Thanks to The Odyssey, you don’t need to don a diving mask to take a trip into the beauty of the underwater world. Told as a biographical tale of the documentary legend Jacques Cousteau, this French flick teams up a stunning cast including Audrey Tautou, Pierre Niney and Lambert Wilson for a film that’s equal parts beauty and brains; it’s a story that shows a different take on a family adventure and makes for the ideal summer-in-the-city weekend viewing. Directed by Jérôme Salle, this is an underwater postcard with a strong French signature.
The Odyssey is screening at Curzon Cinemas. Find the tickets, show times and other details at curzoncinemas.com.
Because we read…
Optimists of the world unite. In an age when newspaper headlines look like something out of the pages of a dystopian novel, the Guardian’s columnist Oliver Burkeman notices a strong stream of positivism present in the media. Merging opinions of various influential thinkers including New York Times’ Nicholas Kristof and author Johan Norberg, Burkeman talks about the significance of the phenomenon of The New Optimists and nudges all of the pessimists (him included) to think of the world as a glass half-full.
“But perhaps it is the one genuinely indisputable truth on which the New Optimists and the more pessimistically minded can agree: that whatever happens, things could always, in principle, have been worse.”
As the world celebrates international Elvis Week, Kory Grow of Rolling Stone magazine looks back at one of the biggest comebacks in the history of music. The tale building up to the hour-long television broadcast in December 1968 is marvelous, emotional and cinematic with the outcome being the second rise of, arguably, the first global pop star. For sake of the full effect, play Suspicious Minds while reading it.
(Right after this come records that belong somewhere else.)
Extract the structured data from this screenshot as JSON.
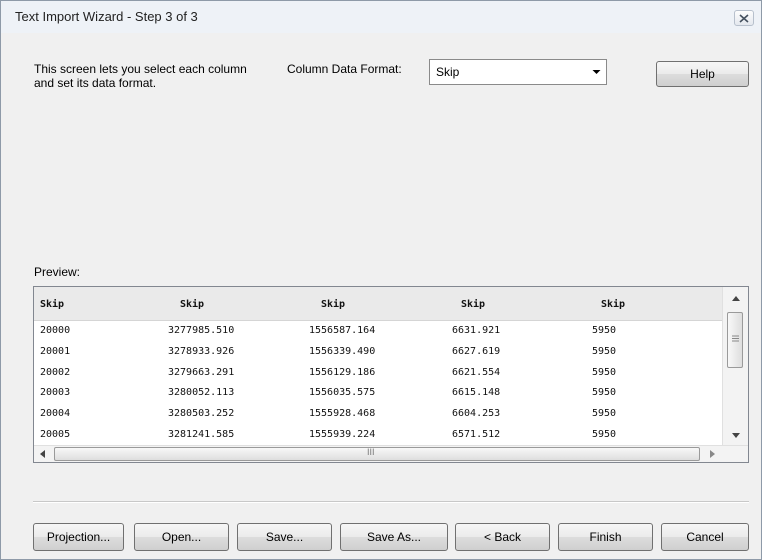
{
  "window": {
    "title": "Text Import Wizard - Step 3 of 3"
  },
  "description": "This screen lets you select each column and set its data format.",
  "column_format": {
    "label": "Column Data Format:",
    "value": "Skip"
  },
  "help_label": "Help",
  "preview": {
    "label": "Preview:",
    "headers": [
      "Skip",
      "Skip",
      "Skip",
      "Skip",
      "Skip"
    ],
    "rows": [
      [
        "20000",
        "3277985.510",
        "1556587.164",
        "6631.921",
        "5950"
      ],
      [
        "20001",
        "3278933.926",
        "1556339.490",
        "6627.619",
        "5950"
      ],
      [
        "20002",
        "3279663.291",
        "1556129.186",
        "6621.554",
        "5950"
      ],
      [
        "20003",
        "3280052.113",
        "1556035.575",
        "6615.148",
        "5950"
      ],
      [
        "20004",
        "3280503.252",
        "1555928.468",
        "6604.253",
        "5950"
      ],
      [
        "20005",
        "3281241.585",
        "1555939.224",
        "6571.512",
        "5950"
      ]
    ],
    "scroll_grip": "III"
  },
  "buttons": {
    "projection": "Projection...",
    "open": "Open...",
    "save": "Save...",
    "save_as": "Save As...",
    "back": "< Back",
    "finish": "Finish",
    "cancel": "Cancel"
  },
  "icons": {
    "close": "close-icon",
    "dropdown": "chevron-down-icon",
    "scroll_up": "scroll-up-icon",
    "scroll_down": "scroll-down-icon",
    "scroll_left": "scroll-left-icon",
    "scroll_right": "scroll-right-icon"
  }
}
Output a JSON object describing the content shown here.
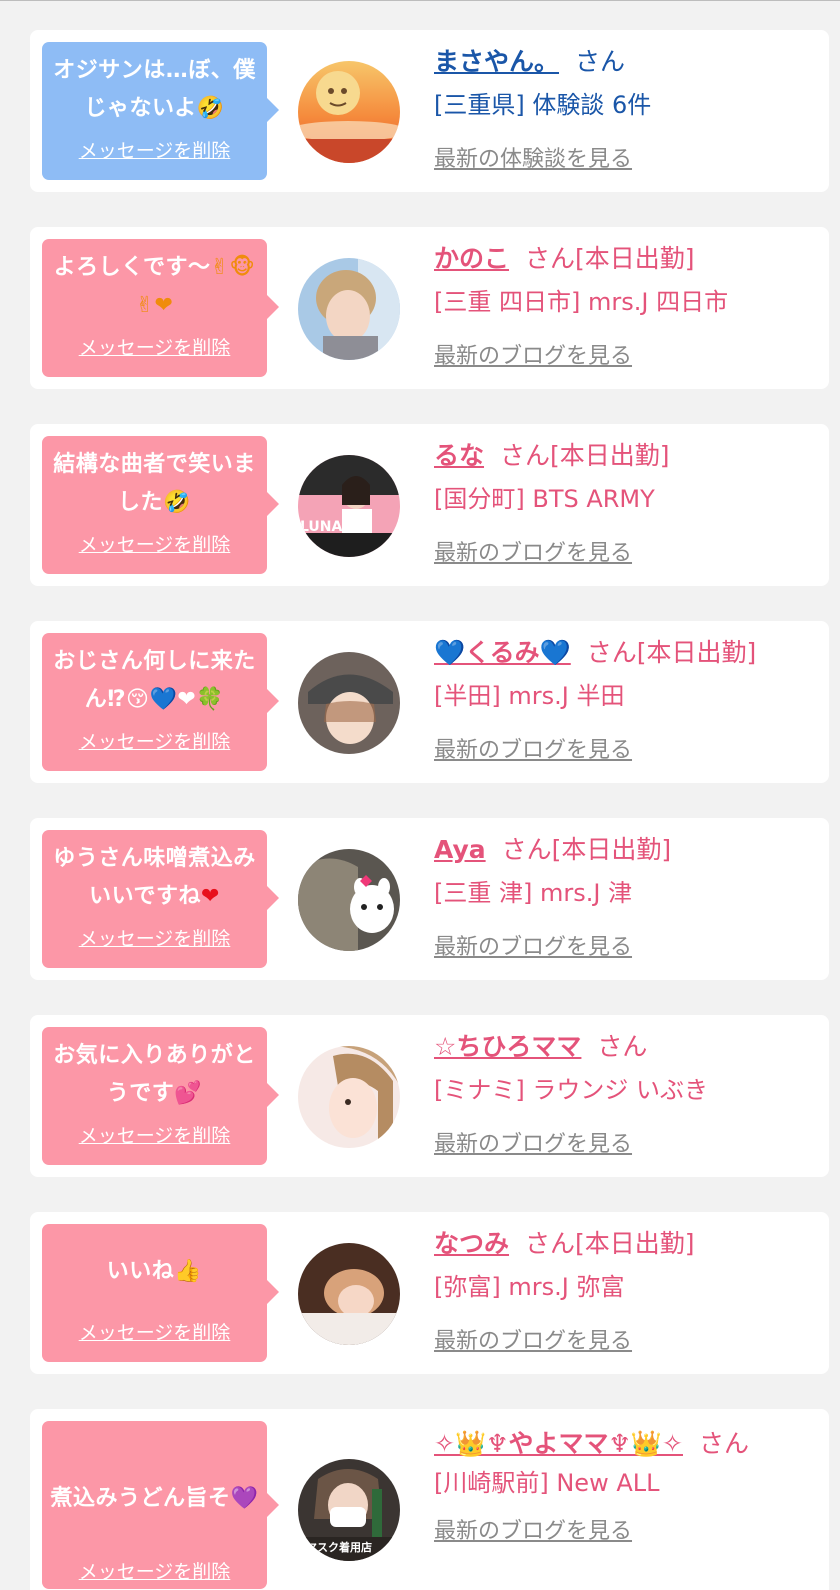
{
  "items": [
    {
      "message_text": "オジサンは…ぼ、僕じゃないよ",
      "message_emoji": "🤣",
      "delete_label": "メッセージを削除",
      "name": "まさやん。",
      "san": "さん",
      "status": "",
      "shop": "[三重県] 体験談 6件",
      "link": "最新の体験談を見る",
      "theme": "blue",
      "avatar": "sunset-face-photo"
    },
    {
      "message_text": "よろしくです〜",
      "message_emoji": "✌🐵✌❤",
      "delete_label": "メッセージを削除",
      "name": "かのこ",
      "san": "さん",
      "status": "[本日出勤]",
      "shop": "[三重 四日市] mrs.J 四日市",
      "link": "最新のブログを見る",
      "theme": "pink",
      "avatar": "blonde-woman-photo"
    },
    {
      "message_text": "結構な曲者で笑いました",
      "message_emoji": "🤣",
      "delete_label": "メッセージを削除",
      "name": "るな",
      "san": "さん",
      "status": "[本日出勤]",
      "shop": "[国分町] BTS ARMY",
      "link": "最新のブログを見る",
      "theme": "pink",
      "avatar": "luna-photo",
      "avatar_text": "LUNA"
    },
    {
      "message_text": "おじさん何しに来たん",
      "message_emoji": "⁉😚💙❤🍀",
      "delete_label": "メッセージを削除",
      "name": "💙くるみ💙",
      "san": "さん",
      "status": "[本日出勤]",
      "shop": "[半田] mrs.J 半田",
      "link": "最新のブログを見る",
      "theme": "pink",
      "avatar": "hat-woman-photo"
    },
    {
      "message_text": "ゆうさん味噌煮込みいいですね",
      "message_emoji": "❤",
      "delete_label": "メッセージを削除",
      "name": "Aya",
      "san": "さん",
      "status": "[本日出勤]",
      "shop": "[三重 津] mrs.J 津",
      "link": "最新のブログを見る",
      "theme": "pink",
      "avatar": "sticker-face-photo"
    },
    {
      "message_text": "お気に入りありがとうです",
      "message_emoji": "💕",
      "delete_label": "メッセージを削除",
      "name": "☆ちひろママ",
      "san": "さん",
      "status": "",
      "shop": "[ミナミ] ラウンジ いぶき",
      "link": "最新のブログを見る",
      "theme": "pink",
      "avatar": "blonde-selfie-photo"
    },
    {
      "message_text": "いいね",
      "message_emoji": "👍",
      "delete_label": "メッセージを削除",
      "name": "なつみ",
      "san": "さん",
      "status": "[本日出勤]",
      "shop": "[弥富] mrs.J 弥富",
      "link": "最新のブログを見る",
      "theme": "pink",
      "avatar": "reclining-woman-photo"
    },
    {
      "message_text": "煮込みうどん旨そ",
      "message_emoji": "💜",
      "delete_label": "メッセージを削除",
      "name": "✧👑♆やよママ♆👑✧",
      "san": "さん",
      "status": "",
      "shop": "[川崎駅前] New ALL",
      "link": "最新のブログを見る",
      "theme": "pink",
      "avatar": "masked-woman-photo",
      "avatar_text": "マスク着用店"
    }
  ]
}
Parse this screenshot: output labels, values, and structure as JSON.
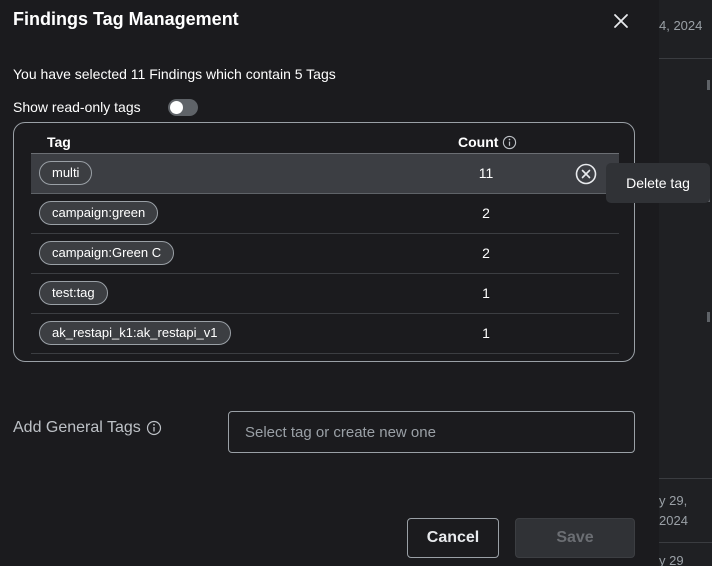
{
  "background": {
    "date_top": "4, 2024",
    "date_mid_line1": "y 29,",
    "date_mid_line2": "2024",
    "date_bottom": "y 29"
  },
  "modal": {
    "title": "Findings Tag Management",
    "summary": "You have selected 11 Findings which contain 5 Tags",
    "show_readonly_label": "Show read-only tags",
    "show_readonly_on": false
  },
  "table": {
    "headers": {
      "tag": "Tag",
      "count": "Count"
    },
    "rows": [
      {
        "tag": "multi",
        "count": "11"
      },
      {
        "tag": "campaign:green",
        "count": "2"
      },
      {
        "tag": "campaign:Green C",
        "count": "2"
      },
      {
        "tag": "test:tag",
        "count": "1"
      },
      {
        "tag": "ak_restapi_k1:ak_restapi_v1",
        "count": "1"
      }
    ]
  },
  "tooltip": {
    "text": "Delete tag"
  },
  "add_tags": {
    "label": "Add General Tags",
    "placeholder": "Select tag or create new one",
    "value": ""
  },
  "footer": {
    "cancel_label": "Cancel",
    "save_label": "Save"
  },
  "colors": {
    "modal_bg": "#1b1b1e",
    "selected_row": "#3c3e43",
    "border": "#9aa0a6"
  },
  "icons": {
    "close": "close-icon",
    "info": "info-icon",
    "delete": "circle-x-icon"
  }
}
“Along with Moore and Fontana, guitarist Charlie Hodge and percussionists Alan Fortas and Lance LeGault joined Presley in what looked like an open boxing ring to play a loose, carefree set for a couple hundred fans.”
Even though it’s still summer, we’re deep into Autumn. The first British post-Brexit novel dealing with the vote’s consequence is a story about a transgenerational friendship between 101-year-old Daniel Gluck and 32-year-old Elisabeth Demand and how their relationship exists in the aftermath of the anti-EU vote. As part of The Man Booker Prize 2017 longlist, Autumn is a seminal piece of contemporary literature.
“All across the country, people felt they'd really won. All across the country, people felt they'd done the right thing and other people had done the wrong thing. All across the country, people looked up on Google: ‘what is the EU?’ All across the country, people looked up on Google: ‘move to Scotland’. All across the country, people looked up on Google: ‘Irish Passport Applications’.”
Because we heard…
The naivety of early 2000s Brit indie rock meets pop-infused psychedelia in Amy O’s newest album. Elastic is a deceivingly easy pop record with some personal lyrics that sometimes sound like excerpts from an award-winning coming-of-age novel. Honest, defiant and with a high level of girly sass, this is an album made for dancing on tables.
Because track: History Walking
Brooklyn-trio Flash Trading have returned to the rave sounds of the late 1980s for their latest EP. With its atmospheric drums, hazy synthesizers and under-the-breath vocals by Monae Freeman, The Golden Mile is caught between the dancefloors of then and now. Hitting that sweet trans-seasonal spot with its squelchy and funky acid-house sound, this record has a track for every mood – both chill and party.
Because track: Acceleration
One of London’s best record stores, Soho’s Soul Jazz Records is celebrating Tate Modern’s Soul of a Nation: Art in the Age of Black Power exhibition with a compilation album of the same name. A unique blend of Afro jazz, street funk and the roots of contemporary rap stands for a 13-song soundtrack to a hot-summer’s day road trip in a hot red convertible.
Because track: Sweet Songs by Sarah Webster Fabio
Text by Dino Bonacic